On the other hand, if the Committee wants to show that it values metrics, all while respecting quality wins, the Sooners might find themselves selected instead of Rutgers. Thursday’s Big 12 quarterfinal win over likely No. 1 seed Baylor was Oklahoma’s third Q1A win, albeit against eight losses. If Porter Moser’s team ends up in the NIT, there may be some regret over Friday’s one-point loss to Texas Tech in the semifinals. However, if you’re going to include Michigan and consider Xavier, you have to keep Oklahoma’s similar résumé. The Sooners have fewer Q2 and Q3 losses (3) than both Michigan (4) and Xavier (5). Plus, the predictive metrics the Committee favors all love Oklahoma, with the Sooners ranking in the Top 35 in each. Results-based metrics, however, favor Michigan over both OU and Xavier.

No games left.

(70) Xavier (18-13/8-11 Big East/9-11 vs. Q1& Q2/5-8 vs. Q1 only/NET: 40/KenPom: 60)

Wednesday’s overtime loss to Butler in the Big East 8 vs. 9 game was the Musketeers’ eighth in their final 10 games, with the wins coming against UConn (good) and Georgetown (not as helpful). Xavier’s profile will be yet another test for the Committee, as it shows a team that has five Q1 wins against eight losses, but two of those came at home and another came at Oklahoma State, who finished below .500. Plus, unlike both Michigan and Oklahoma, who have otherwise similar profiles, the Musketeers went 0-5 in Q1A games. Making matters worse, Xavier’s Big East Tournament loss was its second Q3 loss of the season, along with an inexplicable four-point home loss to DePaul.

No games left.

(71) Notre Dame (21-10/15-5 ACC/4-9 vs. Q1& Q2/2-8 vs. Q1 only/NET: 53/KenPom: 54)

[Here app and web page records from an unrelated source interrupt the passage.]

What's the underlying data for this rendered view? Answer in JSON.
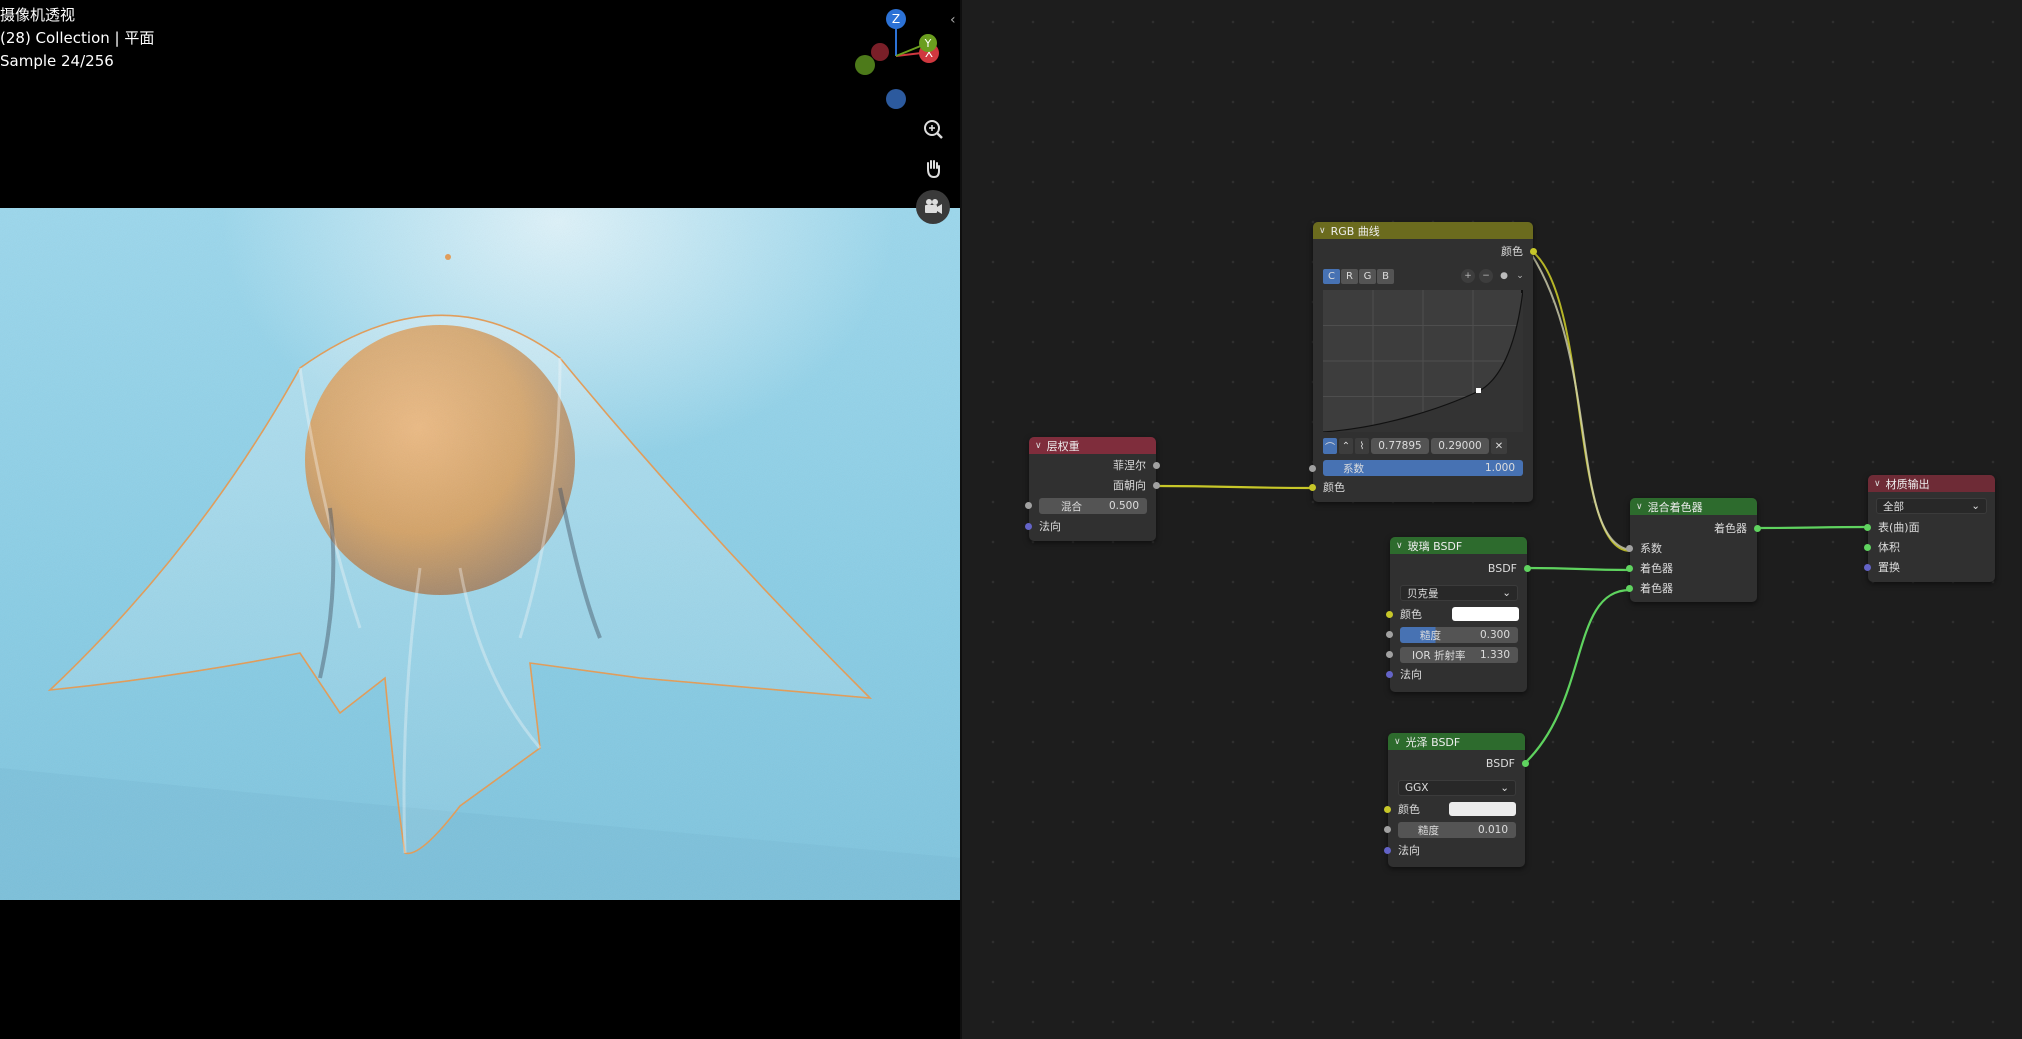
{
  "viewport": {
    "title": "摄像机透视",
    "collection": "(28) Collection | 平面",
    "sample": "Sample 24/256",
    "gizmo": {
      "z": "Z",
      "y": "Y",
      "x": "X"
    },
    "icons": [
      "zoom-icon",
      "hand-icon",
      "camera-icon"
    ]
  },
  "nodes": {
    "layer_weight": {
      "title": "层权重",
      "out_fresnel": "菲涅尔",
      "out_facing": "面朝向",
      "blend_label": "混合",
      "blend_value": "0.500",
      "normal": "法向"
    },
    "rgb_curves": {
      "title": "RGB 曲线",
      "out_color": "颜色",
      "channels": [
        "C",
        "R",
        "G",
        "B"
      ],
      "point_x": "0.77895",
      "point_y": "0.29000",
      "factor_label": "系数",
      "factor_value": "1.000",
      "in_color": "颜色"
    },
    "glass_bsdf": {
      "title": "玻璃 BSDF",
      "out": "BSDF",
      "distribution": "贝克曼",
      "color_label": "颜色",
      "roughness_label": "糙度",
      "roughness_value": "0.300",
      "ior_label": "IOR 折射率",
      "ior_value": "1.330",
      "normal": "法向"
    },
    "glossy_bsdf": {
      "title": "光泽 BSDF",
      "out": "BSDF",
      "distribution": "GGX",
      "color_label": "颜色",
      "roughness_label": "糙度",
      "roughness_value": "0.010",
      "normal": "法向"
    },
    "mix_shader": {
      "title": "混合着色器",
      "out": "着色器",
      "in_fac": "系数",
      "in_shader1": "着色器",
      "in_shader2": "着色器"
    },
    "material_output": {
      "title": "材质输出",
      "target": "全部",
      "surface": "表(曲)面",
      "volume": "体积",
      "displacement": "置换"
    }
  },
  "colors": {
    "socket_gray": "#a1a1a1",
    "socket_yellow": "#c7c729",
    "socket_green": "#5fd35f",
    "socket_purple": "#6363c7",
    "accent_blue": "#4772b3"
  }
}
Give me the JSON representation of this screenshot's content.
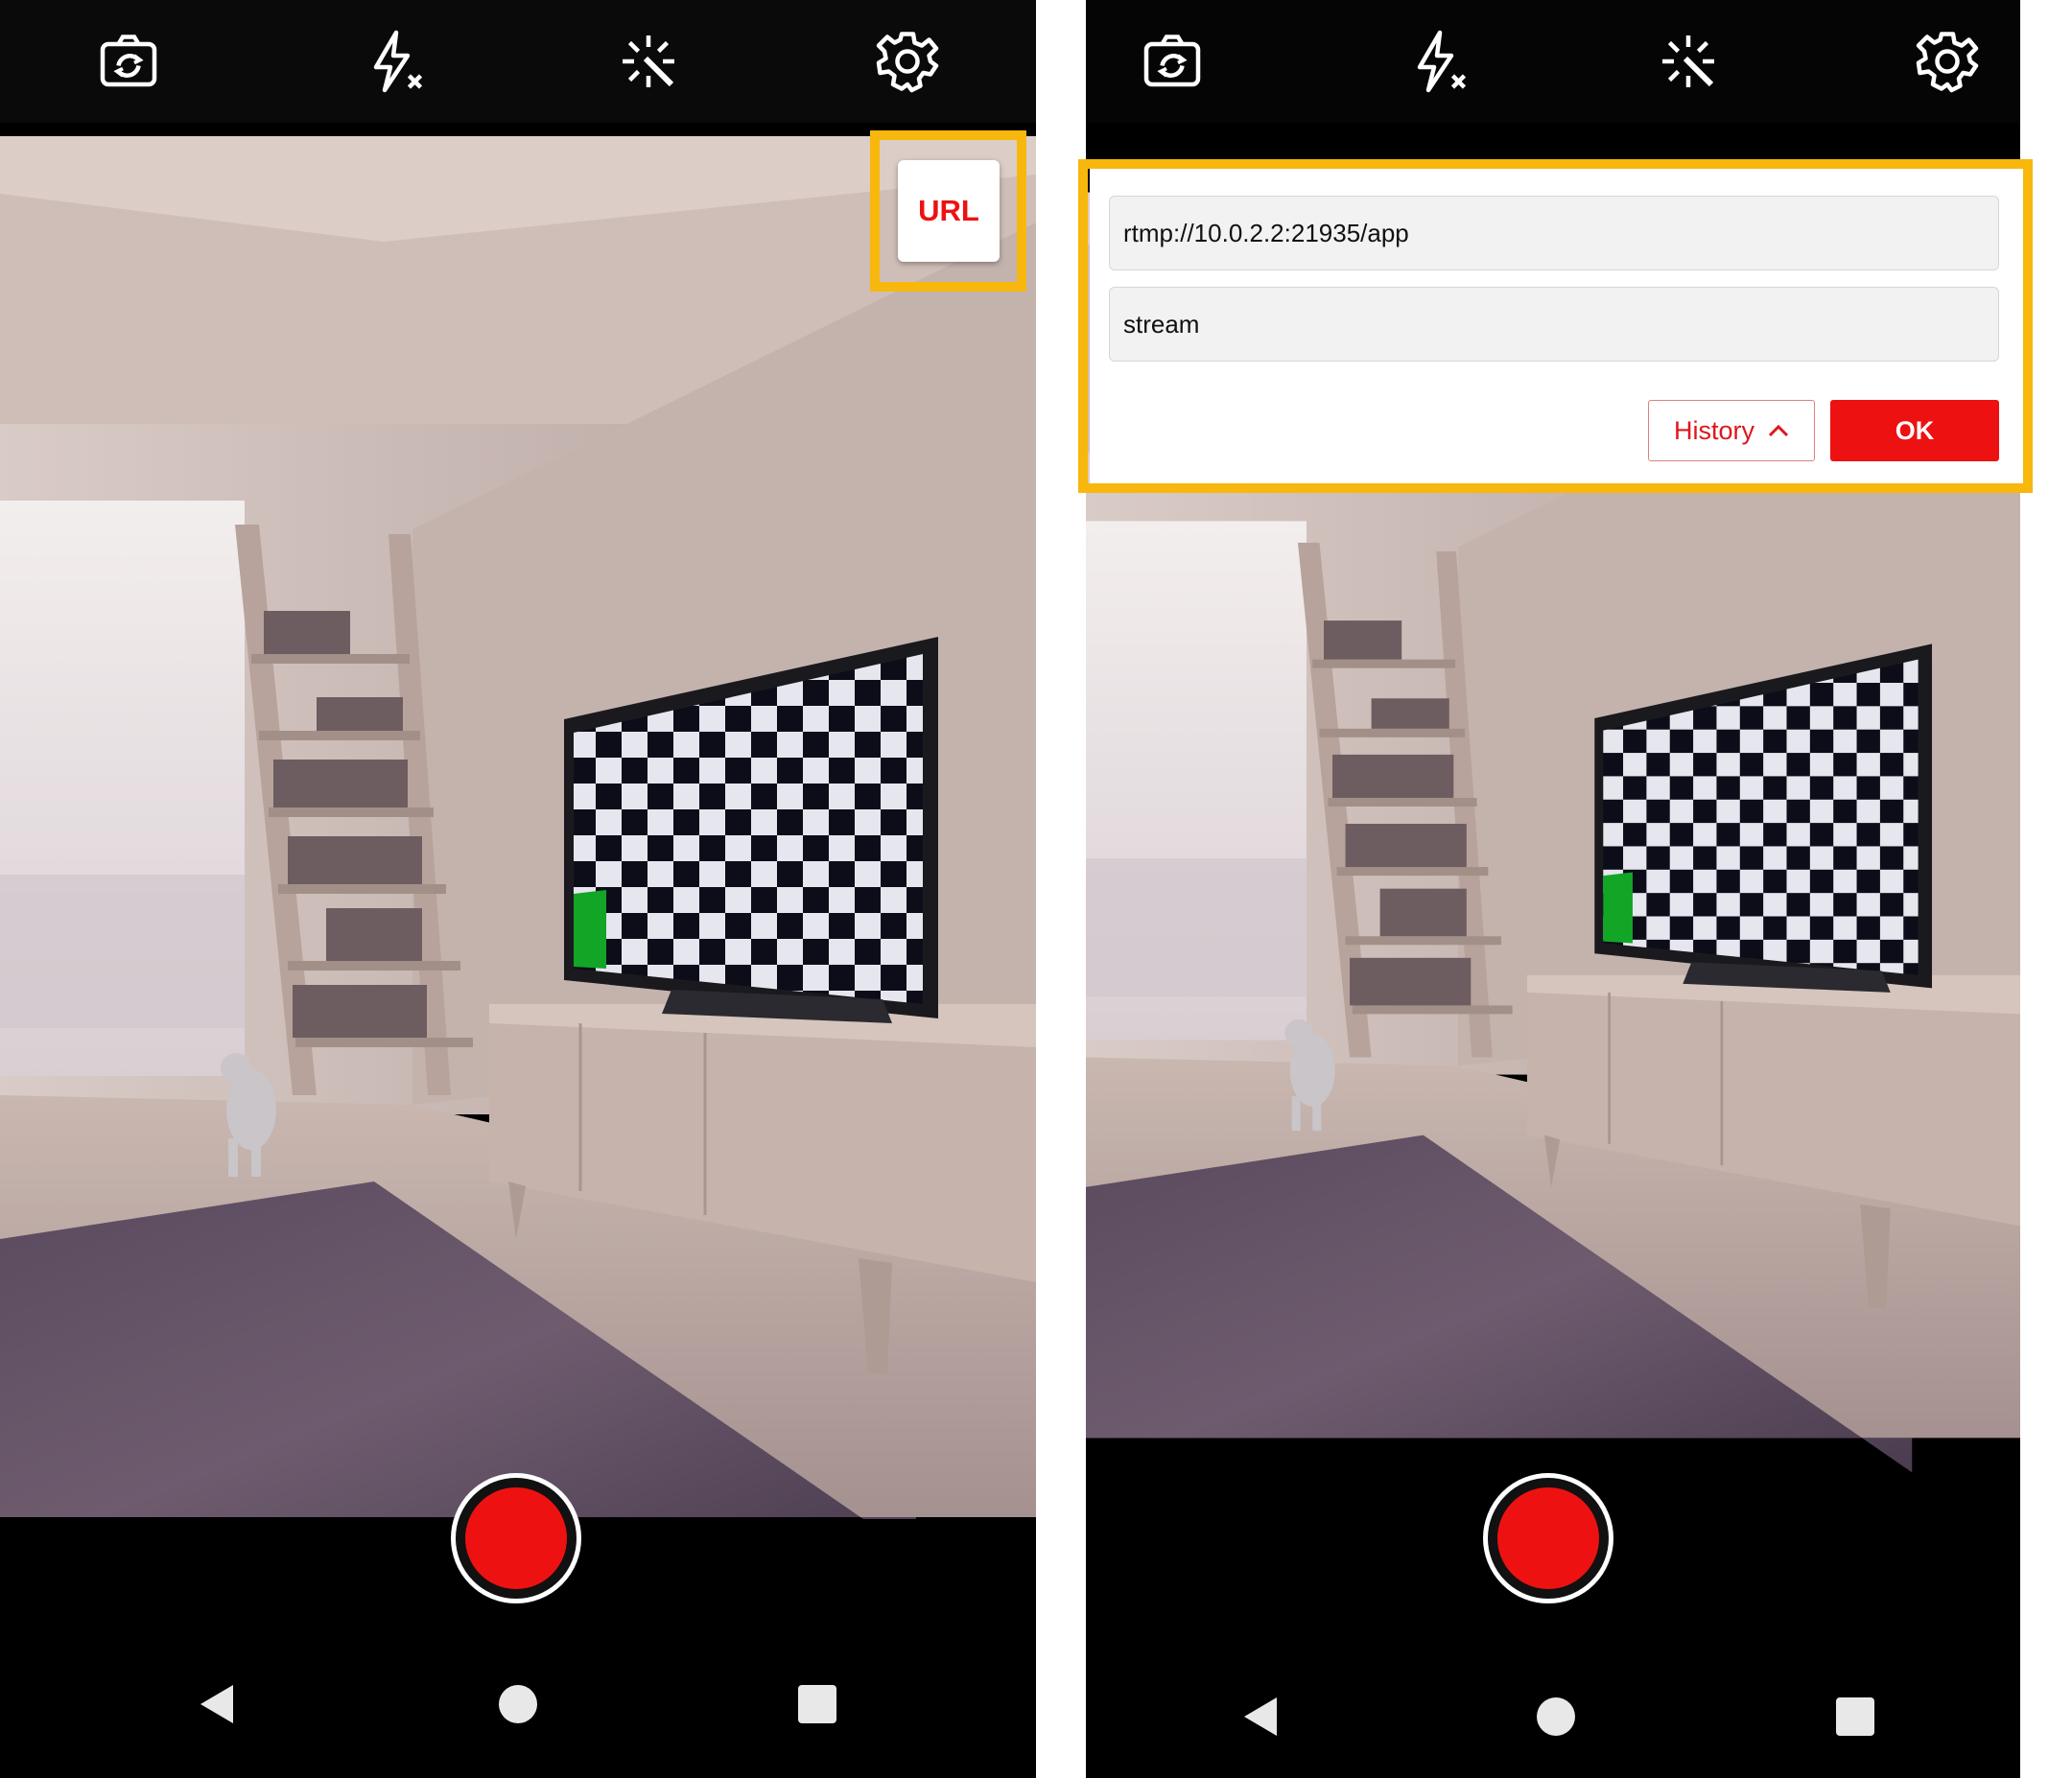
{
  "colors": {
    "accent": "#ee1111",
    "highlight": "#f8b70d",
    "topbar": "#0a0a0a",
    "white": "#ffffff"
  },
  "toolbar": {
    "icons": [
      "switch-camera-icon",
      "flash-off-icon",
      "effects-icon",
      "settings-icon"
    ]
  },
  "left_screen": {
    "url_button_label": "URL"
  },
  "right_screen": {
    "dialog": {
      "url_value": "rtmp://10.0.2.2:21935/app",
      "stream_value": "stream",
      "history_label": "History",
      "ok_label": "OK"
    }
  },
  "navbar": {
    "icons": [
      "back-icon",
      "home-icon",
      "recents-icon"
    ]
  }
}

The Fighting Irish would have locked up a bid with a win over Virginia Tech in Thursday’s ACC quarterfinals. Instead, the Hokies have now left Mike Brey’s team in the dust and on the way down to the NIT. For Notre Dame, the question that must be asked is “How far can a home win over Kentucky take you in the Committee room?” Sure, the Irish won 15 ACC games, but two of the losses aren’t great (at Boston College and Florida State), while their record against fellow ACC bubble teams now stands at just 2-3. Plus, Texas A&M’s win over Notre Dame in the Maui Invitational in Vegas hurts even more now.

It’s going to be a long, anxious wait until 6 p.m. in South Bend

No games left.

(72) Wake Forest (23-9/13-7 ACC/5-7 vs. Q1& Q2/1-4 vs. Q1 only/NET: 48/KenPom: 35)

On Wednesday afternoon, the Demon Deacons let a bid slip through their collective grasp, as they recorded their second Quad 3 loss of the season at the worst possible time—an 82-77 decision to Boston College in the ACC Second Round. While Wake Forest is 18-2 against Quads 3 and 4, it’s only 5-7 against Quads 1 and 2. With Virginia Tech’s semifinal win over North Carolina that knocked the Tar Heels out of the NET Top 30, Steve Forbes’ club now has just a single Quad 1 win, a victory over the Hokies in Blacksburg that oddly enough now counts as a Q1A win. A home victory over UNC, now 32nd, doesn’t qualify.

No games left.

Next Five Out

(73) North Texas, (74) VCU, (75) Dayton, (76) BYU

Sure, one of these four teams could be a surprise pick, but I think multiple NIT home games are more likely for each.